All of the data is to be printed again exactly as it appears.

== == ==

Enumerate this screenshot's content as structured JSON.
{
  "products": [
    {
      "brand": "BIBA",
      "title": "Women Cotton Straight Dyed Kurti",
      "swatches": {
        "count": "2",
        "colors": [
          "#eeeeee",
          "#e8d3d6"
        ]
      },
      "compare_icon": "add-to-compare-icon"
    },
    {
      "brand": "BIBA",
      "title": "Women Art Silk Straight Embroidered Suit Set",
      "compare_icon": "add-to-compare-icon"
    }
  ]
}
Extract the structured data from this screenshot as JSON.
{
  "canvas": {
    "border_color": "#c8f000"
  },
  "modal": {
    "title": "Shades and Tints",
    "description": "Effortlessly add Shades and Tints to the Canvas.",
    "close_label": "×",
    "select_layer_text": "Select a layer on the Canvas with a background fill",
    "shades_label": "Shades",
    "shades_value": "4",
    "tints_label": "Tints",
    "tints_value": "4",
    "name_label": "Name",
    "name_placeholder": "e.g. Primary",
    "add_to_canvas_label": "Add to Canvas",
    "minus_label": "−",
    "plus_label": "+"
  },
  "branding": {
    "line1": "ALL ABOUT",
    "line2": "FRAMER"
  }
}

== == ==

▶ **Answer to the exercise**:
Enumerate this screenshot's content as structured JSON.
{
  "products": [
    {
      "brand": "BIBA",
      "title": "Women Cotton Straight Dyed Kurti",
      "swatches": {
        "count": "2",
        "colors": [
          "#eeeeee",
          "#e8d3d6"
        ]
      },
      "compare_icon": "add-to-compare-icon"
    },
    {
      "brand": "BIBA",
      "title": "Women Art Silk Straight Embroidered Suit Set",
      "compare_icon": "add-to-compare-icon"
    }
  ]
}
Extract the structured data from this screenshot as JSON.
{
  "canvas": {
    "border_color": "#c8f000"
  },
  "modal": {
    "title": "Shades and Tints",
    "description": "Effortlessly add Shades and Tints to the Canvas.",
    "close_label": "×",
    "select_layer_text": "Select a layer on the Canvas with a background fill",
    "shades_label": "Shades",
    "shades_value": "4",
    "tints_label": "Tints",
    "tints_value": "4",
    "name_label": "Name",
    "name_placeholder": "e.g. Primary",
    "add_to_canvas_label": "Add to Canvas",
    "minus_label": "−",
    "plus_label": "+"
  },
  "branding": {
    "line1": "ALL ABOUT",
    "line2": "FRAMER"
  }
}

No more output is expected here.